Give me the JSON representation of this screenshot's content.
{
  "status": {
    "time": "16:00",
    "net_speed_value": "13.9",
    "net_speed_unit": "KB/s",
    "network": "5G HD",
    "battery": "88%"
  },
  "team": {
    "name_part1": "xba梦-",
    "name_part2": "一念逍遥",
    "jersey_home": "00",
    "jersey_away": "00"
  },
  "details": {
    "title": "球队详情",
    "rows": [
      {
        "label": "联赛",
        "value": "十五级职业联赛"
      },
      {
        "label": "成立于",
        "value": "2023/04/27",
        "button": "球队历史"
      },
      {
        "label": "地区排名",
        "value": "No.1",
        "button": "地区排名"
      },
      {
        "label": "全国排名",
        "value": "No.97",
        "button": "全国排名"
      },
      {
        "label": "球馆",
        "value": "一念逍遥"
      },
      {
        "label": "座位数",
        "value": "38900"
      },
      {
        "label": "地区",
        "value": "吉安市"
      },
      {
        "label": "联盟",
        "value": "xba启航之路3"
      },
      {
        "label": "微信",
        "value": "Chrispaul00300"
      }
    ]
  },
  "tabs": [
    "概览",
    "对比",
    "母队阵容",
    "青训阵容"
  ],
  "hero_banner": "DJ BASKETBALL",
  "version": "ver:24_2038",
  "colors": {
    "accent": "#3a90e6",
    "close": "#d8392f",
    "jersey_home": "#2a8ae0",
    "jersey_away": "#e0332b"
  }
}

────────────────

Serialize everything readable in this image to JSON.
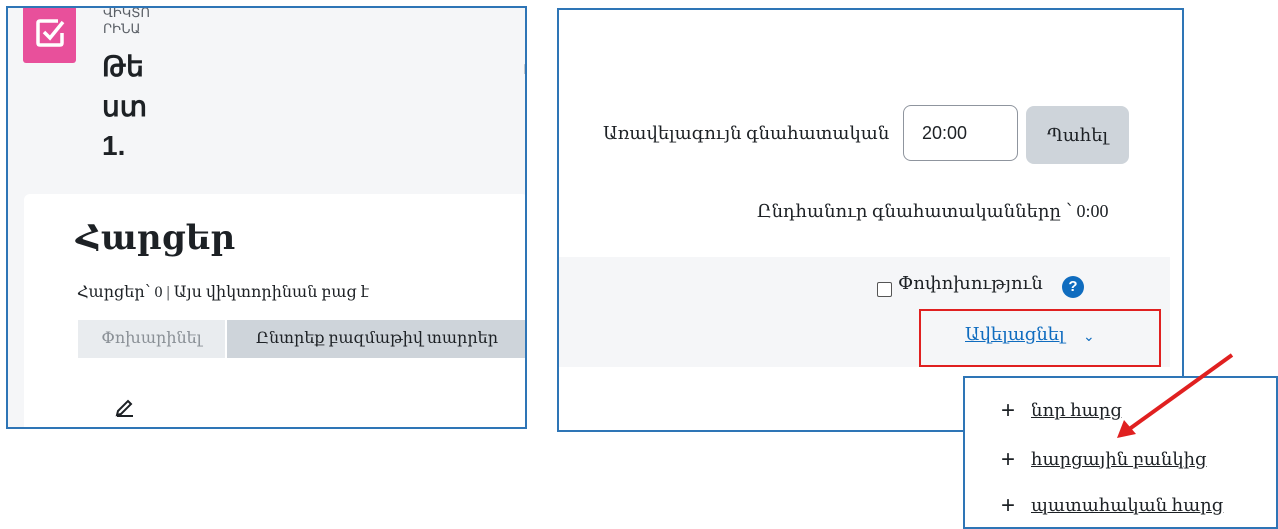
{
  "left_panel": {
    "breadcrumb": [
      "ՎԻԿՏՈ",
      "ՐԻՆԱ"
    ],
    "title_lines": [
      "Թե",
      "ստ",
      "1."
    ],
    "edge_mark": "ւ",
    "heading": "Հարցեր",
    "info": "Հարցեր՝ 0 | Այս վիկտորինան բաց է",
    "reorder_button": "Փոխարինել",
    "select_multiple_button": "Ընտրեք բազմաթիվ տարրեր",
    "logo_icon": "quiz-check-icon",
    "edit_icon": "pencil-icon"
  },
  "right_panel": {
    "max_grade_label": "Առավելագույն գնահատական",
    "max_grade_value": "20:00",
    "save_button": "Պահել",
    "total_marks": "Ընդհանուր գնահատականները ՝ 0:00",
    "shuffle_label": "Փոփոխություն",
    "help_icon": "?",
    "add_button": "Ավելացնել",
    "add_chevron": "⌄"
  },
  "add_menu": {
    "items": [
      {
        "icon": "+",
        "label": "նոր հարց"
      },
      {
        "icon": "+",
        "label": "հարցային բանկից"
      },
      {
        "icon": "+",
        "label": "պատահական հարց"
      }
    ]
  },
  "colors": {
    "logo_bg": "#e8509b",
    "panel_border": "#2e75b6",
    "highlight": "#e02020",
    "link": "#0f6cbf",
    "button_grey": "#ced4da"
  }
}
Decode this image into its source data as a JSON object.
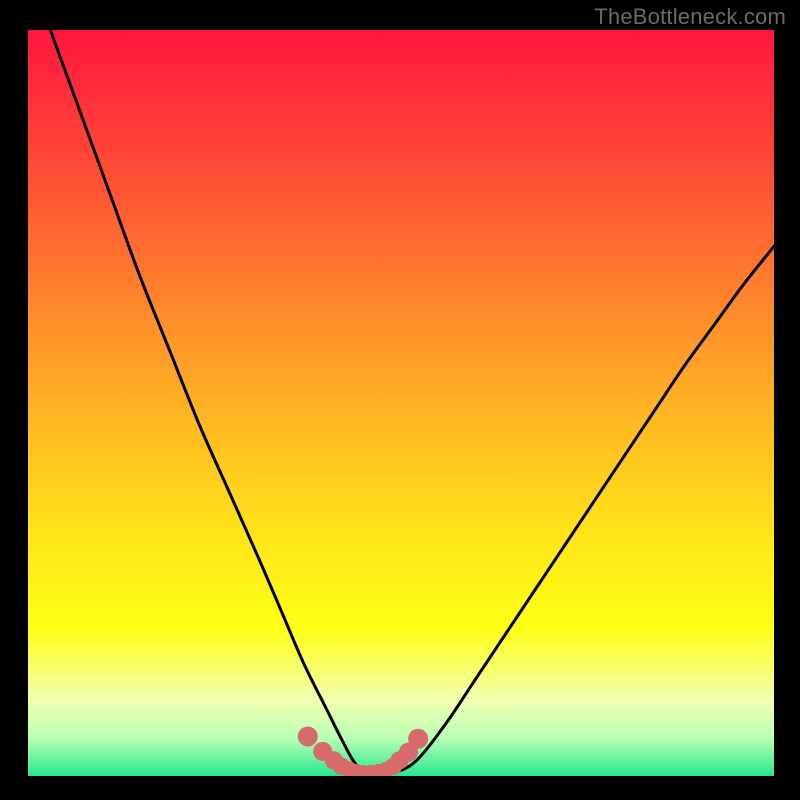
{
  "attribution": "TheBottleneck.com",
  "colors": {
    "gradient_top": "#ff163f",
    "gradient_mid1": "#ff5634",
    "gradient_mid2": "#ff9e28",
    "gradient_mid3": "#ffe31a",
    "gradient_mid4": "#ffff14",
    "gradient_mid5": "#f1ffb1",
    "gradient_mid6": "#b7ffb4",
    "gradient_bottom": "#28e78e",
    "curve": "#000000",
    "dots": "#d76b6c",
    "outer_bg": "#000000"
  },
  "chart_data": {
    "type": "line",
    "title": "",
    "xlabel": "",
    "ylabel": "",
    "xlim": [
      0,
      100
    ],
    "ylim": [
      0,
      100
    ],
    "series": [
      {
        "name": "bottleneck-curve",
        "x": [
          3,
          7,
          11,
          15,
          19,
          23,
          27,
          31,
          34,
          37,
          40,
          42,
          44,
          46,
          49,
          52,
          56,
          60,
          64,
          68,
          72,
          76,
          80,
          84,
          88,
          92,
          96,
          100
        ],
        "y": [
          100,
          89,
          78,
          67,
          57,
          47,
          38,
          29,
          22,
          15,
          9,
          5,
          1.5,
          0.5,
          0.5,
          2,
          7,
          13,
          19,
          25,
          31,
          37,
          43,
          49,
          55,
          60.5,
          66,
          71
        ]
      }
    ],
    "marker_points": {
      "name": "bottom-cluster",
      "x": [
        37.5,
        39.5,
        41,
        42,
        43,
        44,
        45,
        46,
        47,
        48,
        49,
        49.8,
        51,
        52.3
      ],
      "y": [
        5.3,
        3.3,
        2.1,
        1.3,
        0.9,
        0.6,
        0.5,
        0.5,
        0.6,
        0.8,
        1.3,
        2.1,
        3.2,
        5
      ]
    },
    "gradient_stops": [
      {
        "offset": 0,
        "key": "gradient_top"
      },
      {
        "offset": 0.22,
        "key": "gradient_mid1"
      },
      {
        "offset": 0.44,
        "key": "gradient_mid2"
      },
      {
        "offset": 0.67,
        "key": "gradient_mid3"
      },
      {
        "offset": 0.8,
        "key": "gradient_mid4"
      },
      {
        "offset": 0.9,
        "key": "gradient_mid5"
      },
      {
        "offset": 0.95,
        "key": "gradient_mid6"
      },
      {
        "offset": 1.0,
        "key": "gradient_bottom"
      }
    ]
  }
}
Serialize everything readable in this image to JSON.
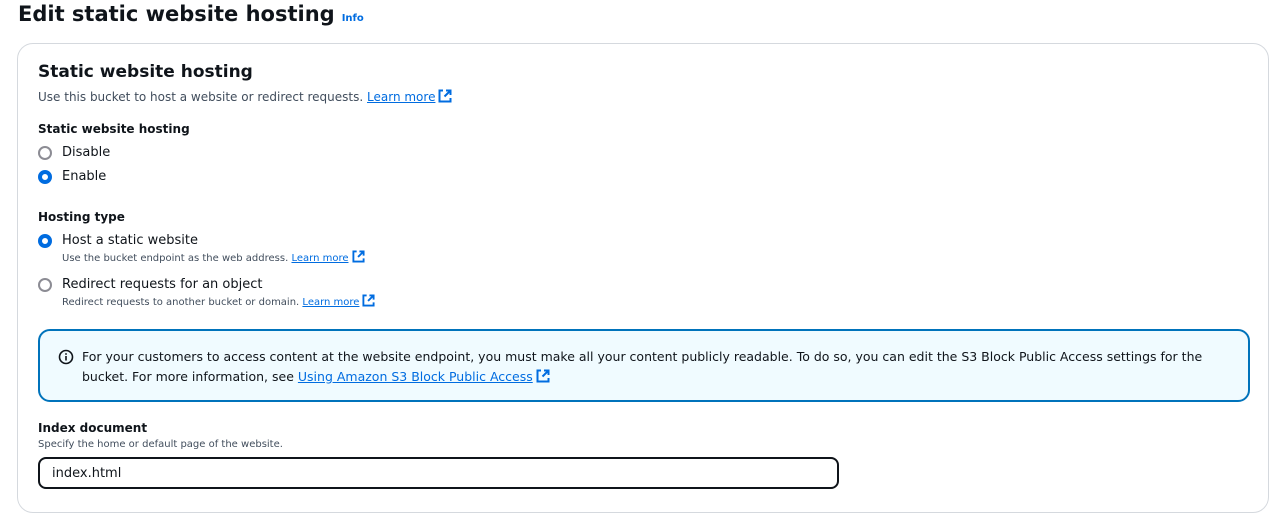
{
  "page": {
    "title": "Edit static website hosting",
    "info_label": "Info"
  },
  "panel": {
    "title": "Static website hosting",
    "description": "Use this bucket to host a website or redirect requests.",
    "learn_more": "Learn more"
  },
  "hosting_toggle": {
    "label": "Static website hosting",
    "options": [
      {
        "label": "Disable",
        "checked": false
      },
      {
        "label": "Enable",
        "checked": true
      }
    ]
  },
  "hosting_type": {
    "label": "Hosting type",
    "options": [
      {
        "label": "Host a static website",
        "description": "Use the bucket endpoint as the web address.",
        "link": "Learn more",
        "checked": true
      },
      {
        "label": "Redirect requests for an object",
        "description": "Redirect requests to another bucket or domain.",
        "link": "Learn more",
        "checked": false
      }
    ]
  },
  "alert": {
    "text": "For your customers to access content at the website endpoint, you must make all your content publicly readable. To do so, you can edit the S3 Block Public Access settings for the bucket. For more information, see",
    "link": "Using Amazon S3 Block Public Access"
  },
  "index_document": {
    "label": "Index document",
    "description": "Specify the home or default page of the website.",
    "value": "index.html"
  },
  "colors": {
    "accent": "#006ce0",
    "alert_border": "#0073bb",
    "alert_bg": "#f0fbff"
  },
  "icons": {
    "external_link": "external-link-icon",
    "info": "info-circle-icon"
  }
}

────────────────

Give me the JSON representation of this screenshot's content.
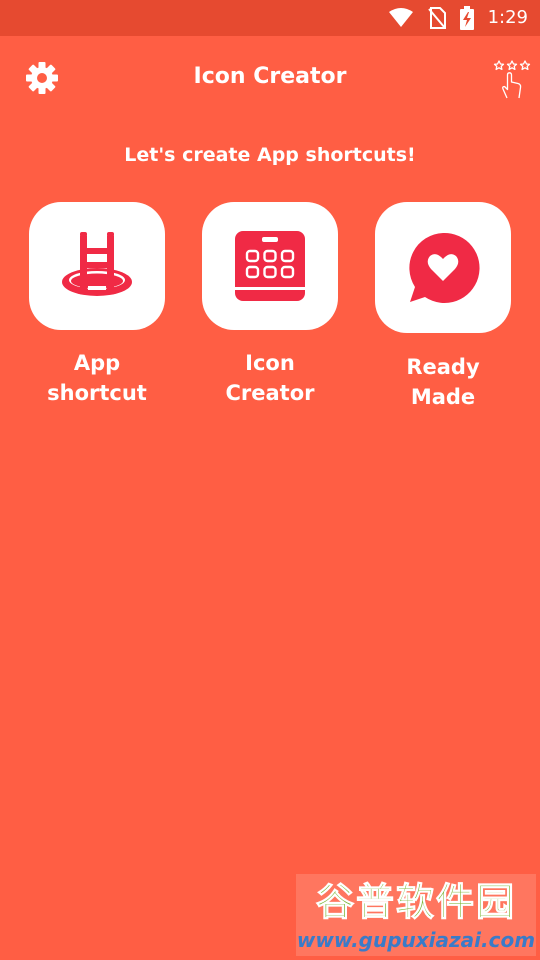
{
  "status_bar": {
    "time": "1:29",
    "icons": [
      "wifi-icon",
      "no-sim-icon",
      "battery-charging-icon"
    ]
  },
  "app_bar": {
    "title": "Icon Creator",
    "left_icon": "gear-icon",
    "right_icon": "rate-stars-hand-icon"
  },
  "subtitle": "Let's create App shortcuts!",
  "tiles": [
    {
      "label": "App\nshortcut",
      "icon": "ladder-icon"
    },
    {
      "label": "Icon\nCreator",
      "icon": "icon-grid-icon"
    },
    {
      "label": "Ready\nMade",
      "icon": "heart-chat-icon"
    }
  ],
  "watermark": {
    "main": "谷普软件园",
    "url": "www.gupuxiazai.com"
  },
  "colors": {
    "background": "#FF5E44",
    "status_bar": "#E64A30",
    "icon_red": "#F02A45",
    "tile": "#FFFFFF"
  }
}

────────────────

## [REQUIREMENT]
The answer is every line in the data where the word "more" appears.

## [RESPONSE TO THIS EXERCISE]
    "learn_more": "Learn more"
        "link": "Learn more",
        "link": "Learn more",
    "text": "For your customers to access content at the website endpoint, you must make all your content publicly readable. To do so, you can edit the S3 Block Public Access settings for the bucket. For more information, see",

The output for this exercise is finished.